EXERCISE REQUIREMENTS ▸ All of the data must be output exactly, with every picture left out.

INPUT MATERIAL ▸
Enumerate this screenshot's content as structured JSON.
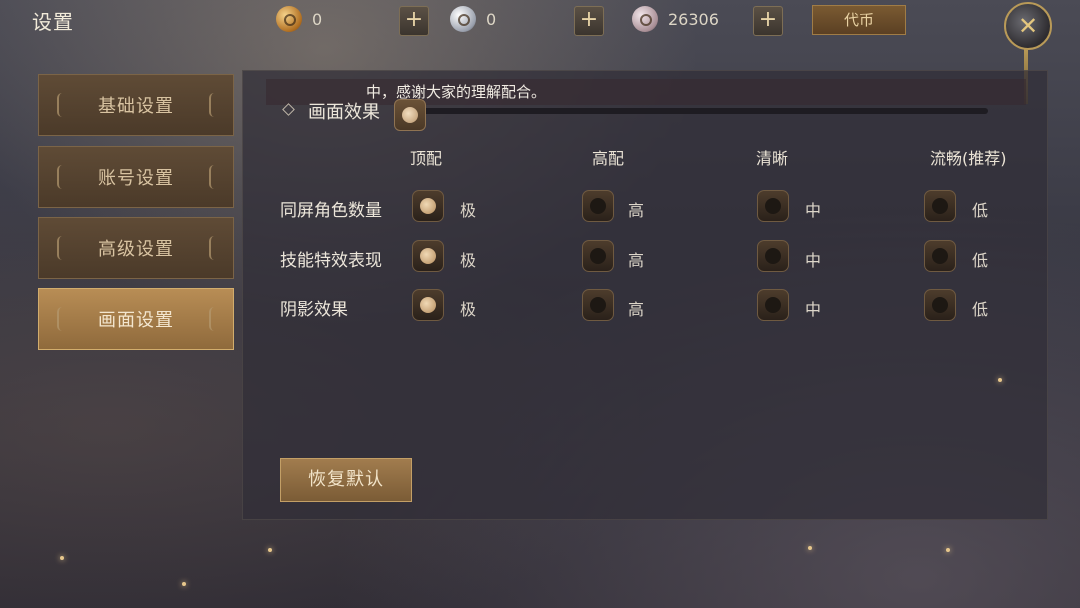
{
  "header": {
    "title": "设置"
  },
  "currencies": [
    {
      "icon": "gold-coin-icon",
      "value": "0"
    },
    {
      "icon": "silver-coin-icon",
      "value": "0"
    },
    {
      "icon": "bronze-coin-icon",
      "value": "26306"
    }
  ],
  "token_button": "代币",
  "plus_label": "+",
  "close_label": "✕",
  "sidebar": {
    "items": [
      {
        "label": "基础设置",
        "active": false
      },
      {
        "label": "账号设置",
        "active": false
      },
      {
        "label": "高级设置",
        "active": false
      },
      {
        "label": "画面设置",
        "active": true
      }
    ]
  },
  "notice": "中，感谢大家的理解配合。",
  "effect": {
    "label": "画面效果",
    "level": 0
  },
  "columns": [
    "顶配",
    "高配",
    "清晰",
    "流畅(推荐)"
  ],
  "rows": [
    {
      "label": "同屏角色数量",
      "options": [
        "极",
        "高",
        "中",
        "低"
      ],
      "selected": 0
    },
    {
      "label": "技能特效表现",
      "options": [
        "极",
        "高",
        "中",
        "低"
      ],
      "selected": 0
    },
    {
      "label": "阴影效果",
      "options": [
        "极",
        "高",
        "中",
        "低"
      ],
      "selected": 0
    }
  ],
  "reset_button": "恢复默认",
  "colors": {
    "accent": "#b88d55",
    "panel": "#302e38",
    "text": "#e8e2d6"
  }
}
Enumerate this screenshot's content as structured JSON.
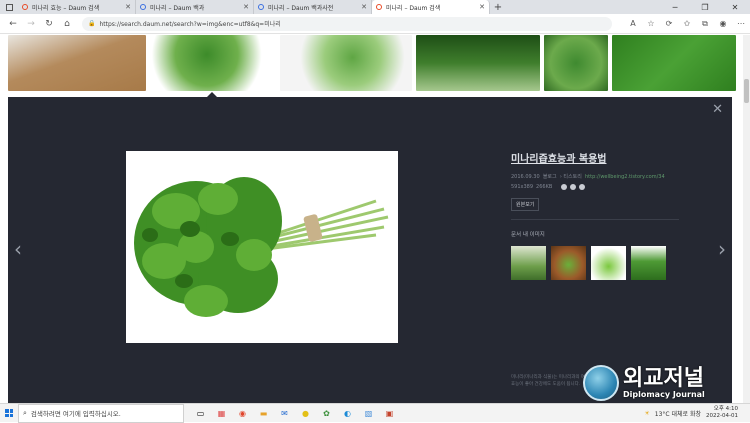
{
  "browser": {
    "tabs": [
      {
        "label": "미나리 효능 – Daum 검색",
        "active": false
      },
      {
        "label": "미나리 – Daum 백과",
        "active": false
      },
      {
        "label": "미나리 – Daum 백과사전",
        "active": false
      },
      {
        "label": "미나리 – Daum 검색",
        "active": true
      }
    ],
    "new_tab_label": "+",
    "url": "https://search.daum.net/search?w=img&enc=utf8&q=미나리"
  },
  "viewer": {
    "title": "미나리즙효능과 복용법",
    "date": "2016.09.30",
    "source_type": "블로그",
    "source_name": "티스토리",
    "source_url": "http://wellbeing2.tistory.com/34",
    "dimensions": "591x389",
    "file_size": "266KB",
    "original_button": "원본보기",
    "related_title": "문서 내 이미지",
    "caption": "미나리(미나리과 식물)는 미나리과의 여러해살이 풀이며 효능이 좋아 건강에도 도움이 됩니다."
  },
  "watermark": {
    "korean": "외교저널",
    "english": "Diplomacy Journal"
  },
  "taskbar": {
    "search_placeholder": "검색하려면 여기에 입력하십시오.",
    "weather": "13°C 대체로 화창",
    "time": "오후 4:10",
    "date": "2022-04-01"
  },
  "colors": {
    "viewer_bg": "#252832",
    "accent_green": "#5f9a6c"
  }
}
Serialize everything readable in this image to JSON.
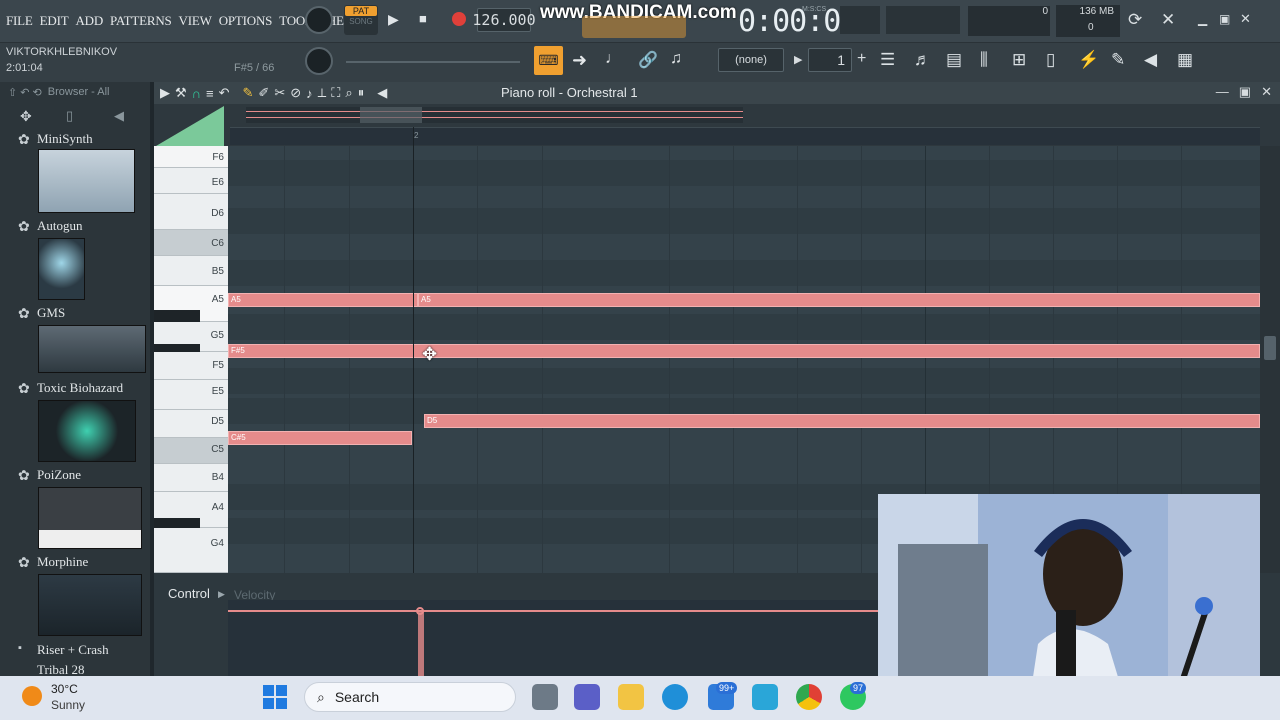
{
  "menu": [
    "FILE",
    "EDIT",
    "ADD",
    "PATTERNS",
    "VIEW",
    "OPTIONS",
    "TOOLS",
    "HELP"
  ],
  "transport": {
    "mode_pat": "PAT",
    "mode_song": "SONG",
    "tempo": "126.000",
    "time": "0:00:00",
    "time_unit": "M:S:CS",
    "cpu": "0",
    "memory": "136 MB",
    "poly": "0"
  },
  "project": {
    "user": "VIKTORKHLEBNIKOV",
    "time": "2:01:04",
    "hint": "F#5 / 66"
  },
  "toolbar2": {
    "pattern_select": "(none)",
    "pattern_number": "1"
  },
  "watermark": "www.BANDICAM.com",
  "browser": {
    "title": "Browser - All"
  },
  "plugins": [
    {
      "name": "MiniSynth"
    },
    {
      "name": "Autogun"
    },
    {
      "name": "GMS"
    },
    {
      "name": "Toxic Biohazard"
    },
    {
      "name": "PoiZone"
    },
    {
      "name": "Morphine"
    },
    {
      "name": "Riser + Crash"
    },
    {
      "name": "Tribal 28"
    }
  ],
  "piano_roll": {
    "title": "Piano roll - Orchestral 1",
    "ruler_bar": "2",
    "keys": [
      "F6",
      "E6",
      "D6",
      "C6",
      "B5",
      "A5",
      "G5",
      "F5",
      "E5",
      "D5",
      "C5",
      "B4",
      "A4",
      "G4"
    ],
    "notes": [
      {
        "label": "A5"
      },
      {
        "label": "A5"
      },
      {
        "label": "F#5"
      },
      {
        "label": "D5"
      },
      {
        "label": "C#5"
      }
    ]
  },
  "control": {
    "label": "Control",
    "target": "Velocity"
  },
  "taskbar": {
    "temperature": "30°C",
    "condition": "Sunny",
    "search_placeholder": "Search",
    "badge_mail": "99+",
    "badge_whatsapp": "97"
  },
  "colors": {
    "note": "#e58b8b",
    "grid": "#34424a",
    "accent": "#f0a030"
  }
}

FINISHED EXERCISE ▸
Enumerate this screenshot's content as structured JSON.
{
  "header": {
    "title": "设置"
  },
  "currencies": [
    {
      "icon": "gold-coin-icon",
      "value": "0"
    },
    {
      "icon": "silver-coin-icon",
      "value": "0"
    },
    {
      "icon": "bronze-coin-icon",
      "value": "26306"
    }
  ],
  "token_button": "代币",
  "plus_label": "+",
  "close_label": "✕",
  "sidebar": {
    "items": [
      {
        "label": "基础设置",
        "active": false
      },
      {
        "label": "账号设置",
        "active": false
      },
      {
        "label": "高级设置",
        "active": false
      },
      {
        "label": "画面设置",
        "active": true
      }
    ]
  },
  "notice": "中，感谢大家的理解配合。",
  "effect": {
    "label": "画面效果",
    "level": 0
  },
  "columns": [
    "顶配",
    "高配",
    "清晰",
    "流畅(推荐)"
  ],
  "rows": [
    {
      "label": "同屏角色数量",
      "options": [
        "极",
        "高",
        "中",
        "低"
      ],
      "selected": 0
    },
    {
      "label": "技能特效表现",
      "options": [
        "极",
        "高",
        "中",
        "低"
      ],
      "selected": 0
    },
    {
      "label": "阴影效果",
      "options": [
        "极",
        "高",
        "中",
        "低"
      ],
      "selected": 0
    }
  ],
  "reset_button": "恢复默认",
  "colors": {
    "accent": "#b88d55",
    "panel": "#302e38",
    "text": "#e8e2d6"
  }
}
Enumerate this screenshot's content as structured JSON.
{
  "browser": {
    "tabs": [
      {
        "label": "미나리 효능 – Daum 검색",
        "active": false
      },
      {
        "label": "미나리 – Daum 백과",
        "active": false
      },
      {
        "label": "미나리 – Daum 백과사전",
        "active": false
      },
      {
        "label": "미나리 – Daum 검색",
        "active": true
      }
    ],
    "new_tab_label": "+",
    "url": "https://search.daum.net/search?w=img&enc=utf8&q=미나리"
  },
  "viewer": {
    "title": "미나리즙효능과 복용법",
    "date": "2016.09.30",
    "source_type": "블로그",
    "source_name": "티스토리",
    "source_url": "http://wellbeing2.tistory.com/34",
    "dimensions": "591x389",
    "file_size": "266KB",
    "original_button": "원본보기",
    "related_title": "문서 내 이미지",
    "caption": "미나리(미나리과 식물)는 미나리과의 여러해살이 풀이며 효능이 좋아 건강에도 도움이 됩니다."
  },
  "watermark": {
    "korean": "외교저널",
    "english": "Diplomacy Journal"
  },
  "taskbar": {
    "search_placeholder": "검색하려면 여기에 입력하십시오.",
    "weather": "13°C 대체로 화창",
    "time": "오후 4:10",
    "date": "2022-04-01"
  },
  "colors": {
    "viewer_bg": "#252832",
    "accent_green": "#5f9a6c"
  }
}
Serialize everything readable in this image to JSON.
{
  "menu": [
    "FILE",
    "EDIT",
    "ADD",
    "PATTERNS",
    "VIEW",
    "OPTIONS",
    "TOOLS",
    "HELP"
  ],
  "transport": {
    "mode_pat": "PAT",
    "mode_song": "SONG",
    "tempo": "126.000",
    "time": "0:00:00",
    "time_unit": "M:S:CS",
    "cpu": "0",
    "memory": "136 MB",
    "poly": "0"
  },
  "project": {
    "user": "VIKTORKHLEBNIKOV",
    "time": "2:01:04",
    "hint": "F#5 / 66"
  },
  "toolbar2": {
    "pattern_select": "(none)",
    "pattern_number": "1"
  },
  "watermark": "www.BANDICAM.com",
  "browser": {
    "title": "Browser - All"
  },
  "plugins": [
    {
      "name": "MiniSynth"
    },
    {
      "name": "Autogun"
    },
    {
      "name": "GMS"
    },
    {
      "name": "Toxic Biohazard"
    },
    {
      "name": "PoiZone"
    },
    {
      "name": "Morphine"
    },
    {
      "name": "Riser + Crash"
    },
    {
      "name": "Tribal 28"
    }
  ],
  "piano_roll": {
    "title": "Piano roll - Orchestral 1",
    "ruler_bar": "2",
    "keys": [
      "F6",
      "E6",
      "D6",
      "C6",
      "B5",
      "A5",
      "G5",
      "F5",
      "E5",
      "D5",
      "C5",
      "B4",
      "A4",
      "G4"
    ],
    "notes": [
      {
        "label": "A5"
      },
      {
        "label": "A5"
      },
      {
        "label": "F#5"
      },
      {
        "label": "D5"
      },
      {
        "label": "C#5"
      }
    ]
  },
  "control": {
    "label": "Control",
    "target": "Velocity"
  },
  "taskbar": {
    "temperature": "30°C",
    "condition": "Sunny",
    "search_placeholder": "Search",
    "badge_mail": "99+",
    "badge_whatsapp": "97"
  },
  "colors": {
    "note": "#e58b8b",
    "grid": "#34424a",
    "accent": "#f0a030"
  }
}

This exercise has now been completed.